I am supposed to write “I’m thinking of a number” game. The computer will generate a random number and let the user guess it’s value. Tell the user if guess is too high, too low, or correct. When guess is correct, tell how many turns it took. Here is my code so far. I can’t figure out how to make rand run once til the number is guessed correctly.

<?php session_start() ?>
<!DOCTYPE html PUBLIC "-//W3C//DTD XHTML 1.0 Strict//EN"
"http://www.w3.org/TR/xhtml1/DTD/xhtml1-strict.dtd">
<html lang="EN" dir="ltr" xmlns="http://www.w3.org/1999/xhtml">
<head>
<title>
Thinking of a Number
</title>
</head>
<body>
<h1>I'm Thinking of a Number 1-100</h1>
<?php
if (isset($_SESSION["counter"])){
$counter = $_SESSION["counter"];
} else {
$counter = 0;
} // end if
$counter++;
//store new data in counter
$_SESSION["counter"] = $counter;
$guess = filter_input(INPUT_POST, "guess");
$rand = rand(1,100);
//I have a problem with rand, there only has to be one random number until the user guesses it.
if (filter_has_var(INPUT_POST, "guess"))
{
print "The number you input is $guess <br />";
if ($guess == $rand)
{
print "You are correct <br />";
print "You guessed it in $counter attempt(s).";
}
else if ($guess != $rand)
{
if($guess > $rand)
{
print "You are too high. <br />";
print "Try again";
}
else if ($guess < $rand)
{
print "You are too low. <br />";
print "Try again";
}
}
}
else
{
print <<<HERE
<form action = "" method = "post">
<fieldset>
<label>Enter a number: </label>
<input type = "text" name = "guess" />
<br />
<button type = "submit">Submit</button>
</fieldset>
</form>
HERE;
}
?>
</body>
</html>

The issue was that you were setting $rand on every page load, so the number would change every time. The random number has to be set in to the session like the counter.

Thank you for taking the time to help. I’m reading your codes and realized my codes were out of order and I have a lot to learn. Thank you very much. Perfect!

This time the user generates a random integer between 1 and 100, the computer guesses the number. Let the user pick from “too high”, “too low”, or “correct” each turn. Your algorithm should be able to guess in seven turns or fewer.

Then you need to store in session variables the range of possible guesses for the computer.

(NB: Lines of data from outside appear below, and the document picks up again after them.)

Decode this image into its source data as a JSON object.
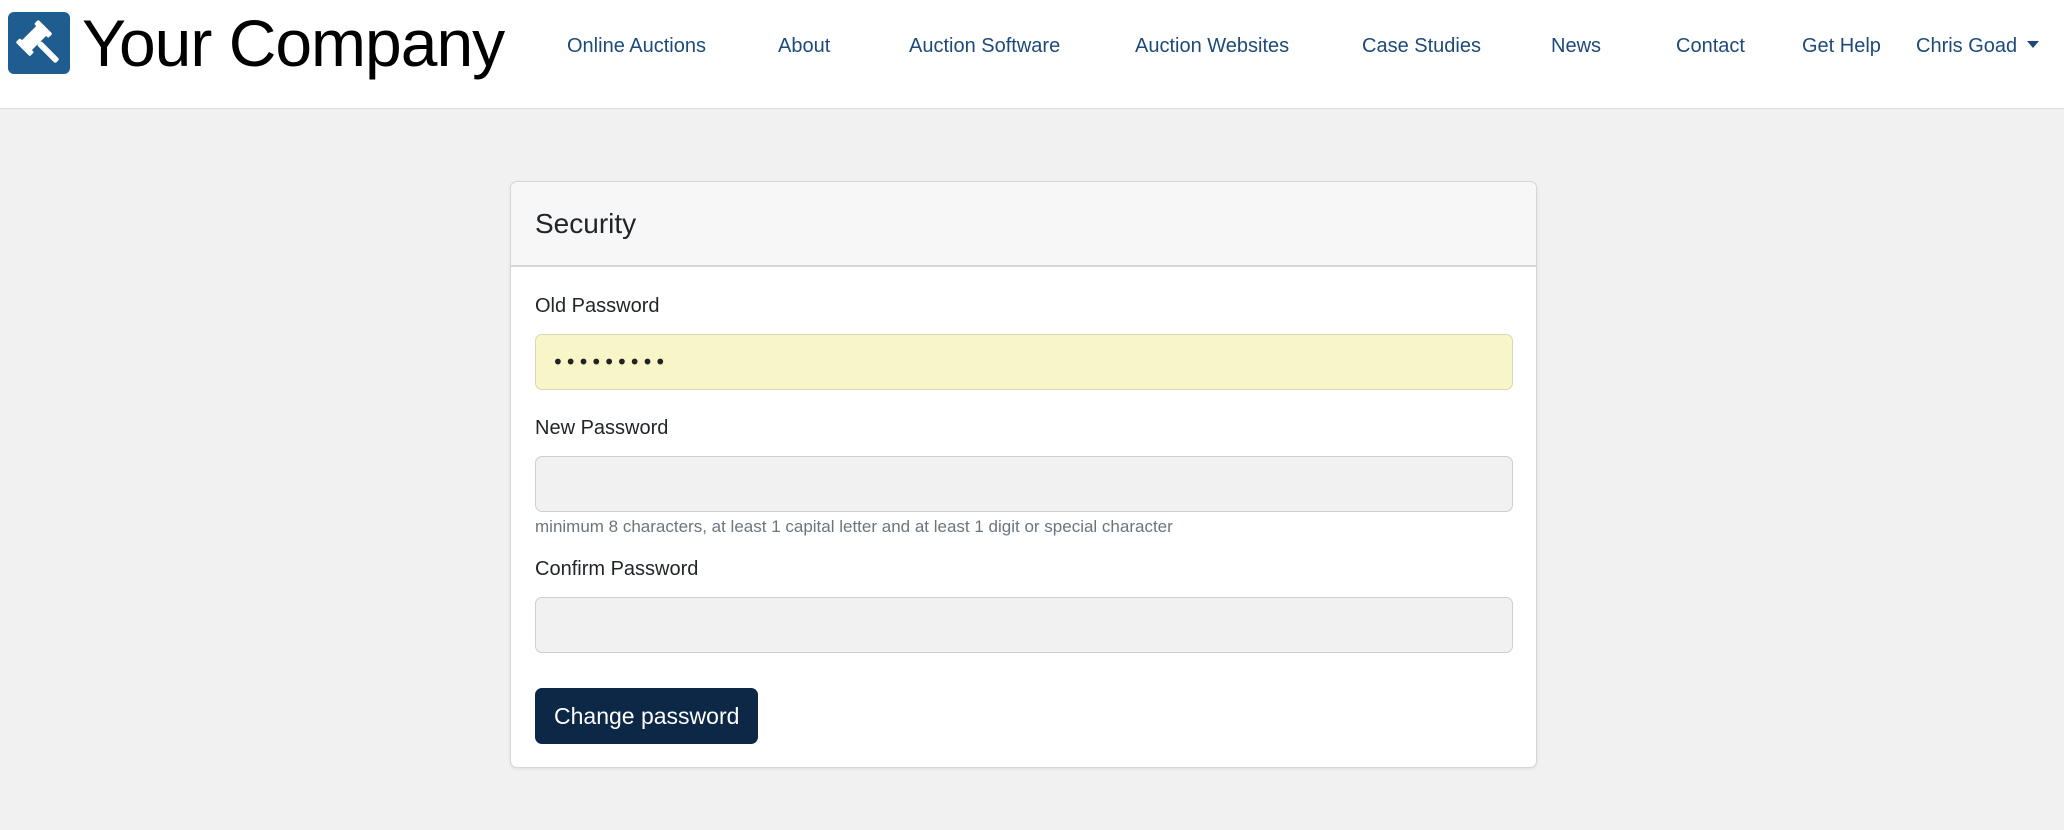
{
  "brand": {
    "name": "Your Company",
    "logo_icon": "gavel-icon",
    "logo_color": "#1f5c8f"
  },
  "nav": {
    "items": [
      {
        "label": "Online Auctions"
      },
      {
        "label": "About"
      },
      {
        "label": "Auction Software"
      },
      {
        "label": "Auction Websites"
      },
      {
        "label": "Case Studies"
      },
      {
        "label": "News"
      },
      {
        "label": "Contact"
      },
      {
        "label": "Get Help"
      }
    ],
    "user": {
      "label": "Chris Goad",
      "icon": "chevron-down-icon"
    },
    "link_color": "#1d4a78"
  },
  "security": {
    "title": "Security",
    "old_password": {
      "label": "Old Password",
      "value": "•••••••••"
    },
    "new_password": {
      "label": "New Password",
      "value": "",
      "hint": "minimum 8 characters, at least 1 capital letter and at least 1 digit or special character"
    },
    "confirm_password": {
      "label": "Confirm Password",
      "value": ""
    },
    "submit_label": "Change password",
    "button_color": "#0d2747",
    "autofill_color": "#f8f5c8"
  }
}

Initially the range will be between 1 and 100. Then say the the computer guesses 50 (by generating a random numer between current range of possibilities). If the guess is too high then the computer’s next guess will be a random number between 1 and 49. If the guess is too low then the next guess will be a random number between 51 and 100.

After each computer “guess” you adjust the range of possible guesses for the next guess based on whether the current guess is too high or too low as above until the computer gets the correct number.

In order for the computer to “guess” the number in 7 tries or less every time, it MUST guess the median (middle) number every time based on an adjusted minimum and maximum range. The computer should never generate a random number, or it will on occasion take more than 7 guesses. Initialize a session minimum of 0 (not 1, I’ll explain) and maximum of 100, and make the program “guess” 50 first every time a new session starts.

If 50 is higher than the number submitted, then set the session max to 50 and calculate the median between 0 & 50 (25). The reason you use 0 for the MIN is that if the MIN is 1 and you submit 1 as your number to be guessed, the program will never get to 1 using the median formula. The math to find the median is ((MAX - MIN)/2) + MIN. You also need to use the round() function on the formula to avoid fractions.

If the number generated is ever lower than the number submitted, then just set the MIN value to the last calculated number. You’re resetting the MAX (if too high) or the MIN (too low) every time a new number is calculated and getting the median of the new MAX & MIN until the program narrows down to your submitted number.

Can you see where this is going? The number MUST be the median in order to reduce at a predictable rate (1/2 the previous range) and guarantee that the answer is reached within 7 guesses.
(Side note: 7 in this case is related to 100 in the form: “Given that n[i] = floor(n[i-1] / 2), and n[0] = 100, the value of i such that n[i] = 1 is 7.” In this mathematical way, you can describe any number as being guessable in X tries. 500? guessable in 9. 5000? Guessable in 13.)

Thank you StarLion. I should’ve explained why you had to use the median value the way you did. You made my point much more eloquently and simply.

I’m very new to PHP and had the exact same assignment for a class. I made it work properly only after forcing the program to use the median number. Using random number generation will inevitably result in more than 7 guesses.